Tally every line of the records below that includes "BELLEVUE", and reply with the total alone.

START Data shown

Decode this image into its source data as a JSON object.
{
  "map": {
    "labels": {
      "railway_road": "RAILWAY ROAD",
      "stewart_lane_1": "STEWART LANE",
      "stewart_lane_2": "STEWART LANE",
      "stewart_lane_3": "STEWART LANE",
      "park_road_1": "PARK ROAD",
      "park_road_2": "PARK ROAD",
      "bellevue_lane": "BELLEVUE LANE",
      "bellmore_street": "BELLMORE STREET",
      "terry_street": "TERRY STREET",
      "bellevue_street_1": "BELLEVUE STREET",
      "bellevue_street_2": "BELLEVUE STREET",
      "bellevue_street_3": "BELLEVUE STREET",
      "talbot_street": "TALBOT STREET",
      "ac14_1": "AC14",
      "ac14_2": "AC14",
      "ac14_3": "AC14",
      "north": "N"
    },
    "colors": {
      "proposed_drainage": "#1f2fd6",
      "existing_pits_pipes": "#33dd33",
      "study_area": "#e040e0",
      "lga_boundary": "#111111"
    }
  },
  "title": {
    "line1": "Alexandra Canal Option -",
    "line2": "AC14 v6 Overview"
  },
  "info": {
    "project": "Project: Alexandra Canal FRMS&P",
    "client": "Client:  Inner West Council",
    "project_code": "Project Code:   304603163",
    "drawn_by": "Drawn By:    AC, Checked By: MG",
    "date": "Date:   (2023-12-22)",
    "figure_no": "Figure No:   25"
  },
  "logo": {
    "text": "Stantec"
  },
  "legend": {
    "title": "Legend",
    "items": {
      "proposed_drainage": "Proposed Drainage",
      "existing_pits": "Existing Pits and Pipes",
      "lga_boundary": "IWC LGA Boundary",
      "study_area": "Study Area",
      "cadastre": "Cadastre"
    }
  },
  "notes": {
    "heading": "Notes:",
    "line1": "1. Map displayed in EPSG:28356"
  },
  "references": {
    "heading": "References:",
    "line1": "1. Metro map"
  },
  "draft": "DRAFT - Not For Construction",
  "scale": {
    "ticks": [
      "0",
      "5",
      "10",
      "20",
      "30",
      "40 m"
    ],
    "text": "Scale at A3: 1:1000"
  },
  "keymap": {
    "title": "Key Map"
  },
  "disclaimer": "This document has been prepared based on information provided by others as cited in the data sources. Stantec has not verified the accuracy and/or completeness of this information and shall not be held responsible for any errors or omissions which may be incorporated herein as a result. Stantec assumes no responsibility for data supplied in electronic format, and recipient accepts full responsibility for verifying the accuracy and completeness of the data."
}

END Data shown
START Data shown

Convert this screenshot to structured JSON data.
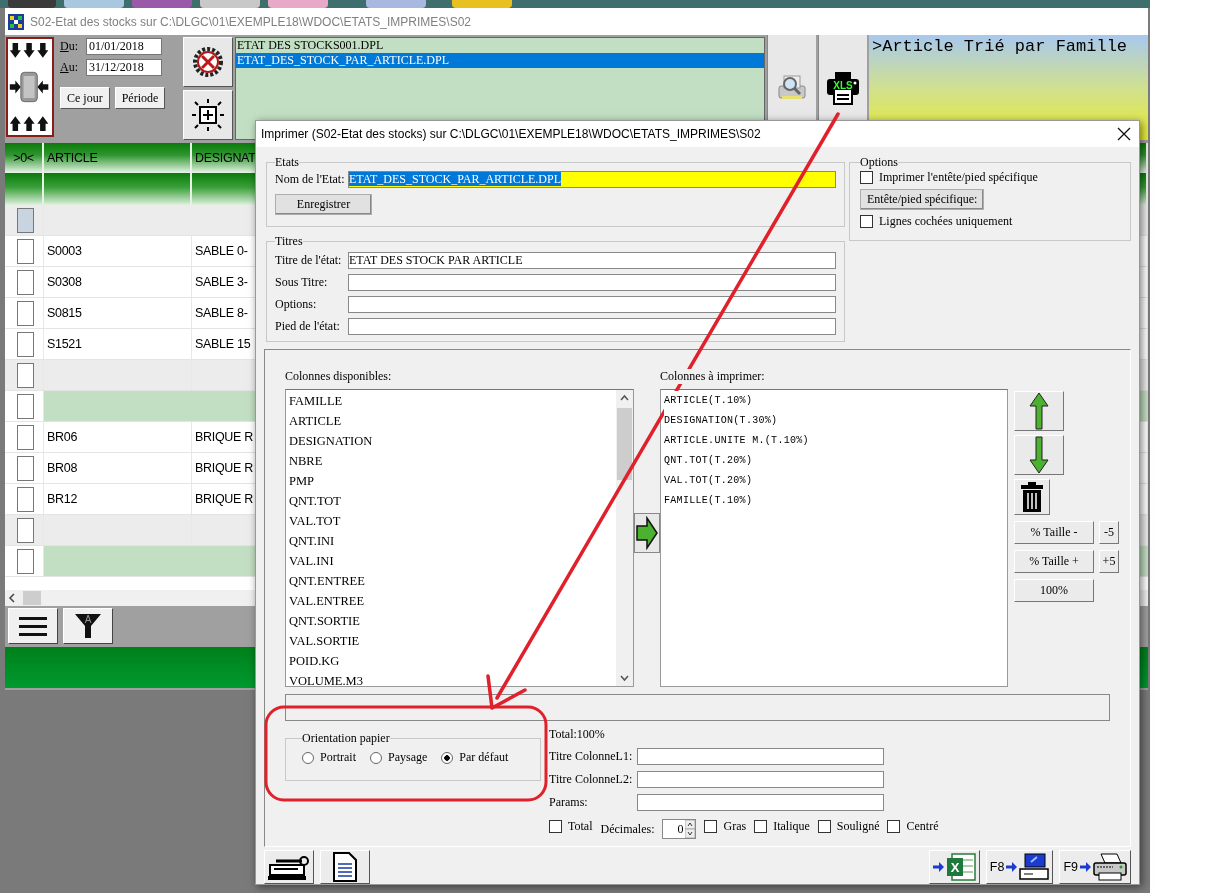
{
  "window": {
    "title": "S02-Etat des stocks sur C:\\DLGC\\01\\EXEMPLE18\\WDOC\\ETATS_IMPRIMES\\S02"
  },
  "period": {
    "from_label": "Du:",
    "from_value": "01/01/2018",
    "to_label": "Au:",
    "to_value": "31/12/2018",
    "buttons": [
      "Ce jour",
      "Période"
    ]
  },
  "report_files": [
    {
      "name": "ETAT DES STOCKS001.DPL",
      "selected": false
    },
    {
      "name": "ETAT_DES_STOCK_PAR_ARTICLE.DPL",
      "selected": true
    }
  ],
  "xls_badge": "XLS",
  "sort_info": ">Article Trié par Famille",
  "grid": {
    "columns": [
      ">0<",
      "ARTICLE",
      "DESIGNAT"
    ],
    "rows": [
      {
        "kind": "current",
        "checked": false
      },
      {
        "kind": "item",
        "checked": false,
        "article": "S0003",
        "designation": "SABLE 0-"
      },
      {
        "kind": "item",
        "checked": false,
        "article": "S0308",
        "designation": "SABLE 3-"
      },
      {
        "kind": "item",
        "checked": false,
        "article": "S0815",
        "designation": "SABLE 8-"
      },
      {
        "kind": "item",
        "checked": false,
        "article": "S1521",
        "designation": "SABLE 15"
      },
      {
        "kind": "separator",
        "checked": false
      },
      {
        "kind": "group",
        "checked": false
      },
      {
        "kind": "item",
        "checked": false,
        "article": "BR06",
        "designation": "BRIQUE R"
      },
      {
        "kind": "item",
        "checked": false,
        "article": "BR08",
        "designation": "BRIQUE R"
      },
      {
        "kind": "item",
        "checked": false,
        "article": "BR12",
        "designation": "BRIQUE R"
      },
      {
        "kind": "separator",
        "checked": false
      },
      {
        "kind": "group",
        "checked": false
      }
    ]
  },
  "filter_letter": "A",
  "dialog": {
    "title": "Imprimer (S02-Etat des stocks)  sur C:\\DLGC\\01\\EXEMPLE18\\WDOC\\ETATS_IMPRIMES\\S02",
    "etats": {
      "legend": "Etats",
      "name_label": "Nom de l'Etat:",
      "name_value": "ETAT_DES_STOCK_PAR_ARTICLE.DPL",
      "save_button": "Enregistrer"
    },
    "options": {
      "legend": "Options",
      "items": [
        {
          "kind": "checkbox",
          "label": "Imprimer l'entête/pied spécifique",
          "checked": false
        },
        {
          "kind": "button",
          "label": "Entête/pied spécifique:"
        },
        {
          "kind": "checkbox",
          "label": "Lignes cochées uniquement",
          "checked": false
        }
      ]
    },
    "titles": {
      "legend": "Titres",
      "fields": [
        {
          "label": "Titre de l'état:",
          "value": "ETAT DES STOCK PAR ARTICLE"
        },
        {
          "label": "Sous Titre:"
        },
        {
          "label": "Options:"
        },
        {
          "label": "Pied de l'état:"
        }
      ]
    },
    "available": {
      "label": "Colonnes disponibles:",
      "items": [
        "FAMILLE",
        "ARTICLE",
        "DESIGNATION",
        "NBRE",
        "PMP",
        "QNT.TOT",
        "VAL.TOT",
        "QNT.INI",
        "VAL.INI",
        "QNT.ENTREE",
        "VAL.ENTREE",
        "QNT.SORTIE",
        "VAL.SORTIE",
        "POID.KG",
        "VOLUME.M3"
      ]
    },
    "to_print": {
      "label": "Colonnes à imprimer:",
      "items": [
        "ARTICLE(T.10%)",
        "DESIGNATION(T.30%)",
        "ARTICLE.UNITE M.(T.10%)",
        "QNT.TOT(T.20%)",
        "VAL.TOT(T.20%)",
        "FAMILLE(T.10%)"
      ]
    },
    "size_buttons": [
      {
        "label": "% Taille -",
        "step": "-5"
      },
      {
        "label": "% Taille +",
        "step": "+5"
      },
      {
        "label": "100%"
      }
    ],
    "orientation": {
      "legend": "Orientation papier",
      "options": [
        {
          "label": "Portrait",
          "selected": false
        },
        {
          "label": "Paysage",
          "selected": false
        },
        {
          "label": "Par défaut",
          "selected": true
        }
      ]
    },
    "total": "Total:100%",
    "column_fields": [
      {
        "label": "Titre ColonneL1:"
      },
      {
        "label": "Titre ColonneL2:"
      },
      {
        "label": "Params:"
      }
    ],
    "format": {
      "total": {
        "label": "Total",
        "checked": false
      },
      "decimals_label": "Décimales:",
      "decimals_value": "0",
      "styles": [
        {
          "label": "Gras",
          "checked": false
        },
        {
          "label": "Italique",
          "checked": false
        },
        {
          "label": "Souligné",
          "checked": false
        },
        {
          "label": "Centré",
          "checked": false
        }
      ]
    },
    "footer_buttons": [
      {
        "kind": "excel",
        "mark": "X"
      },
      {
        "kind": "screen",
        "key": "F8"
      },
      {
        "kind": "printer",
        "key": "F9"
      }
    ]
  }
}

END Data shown
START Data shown

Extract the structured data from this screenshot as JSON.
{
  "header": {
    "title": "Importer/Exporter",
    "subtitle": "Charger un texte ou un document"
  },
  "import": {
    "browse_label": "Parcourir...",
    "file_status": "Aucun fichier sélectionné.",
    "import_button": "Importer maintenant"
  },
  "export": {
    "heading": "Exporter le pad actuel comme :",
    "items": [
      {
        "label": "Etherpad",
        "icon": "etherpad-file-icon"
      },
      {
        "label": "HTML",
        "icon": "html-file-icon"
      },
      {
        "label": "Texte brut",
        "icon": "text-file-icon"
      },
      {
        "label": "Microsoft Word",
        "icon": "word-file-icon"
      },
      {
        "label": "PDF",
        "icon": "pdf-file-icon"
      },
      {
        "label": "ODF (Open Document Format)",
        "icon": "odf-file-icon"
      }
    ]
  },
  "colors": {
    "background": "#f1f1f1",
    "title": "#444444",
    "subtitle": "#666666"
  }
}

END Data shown

§ Written answer:
4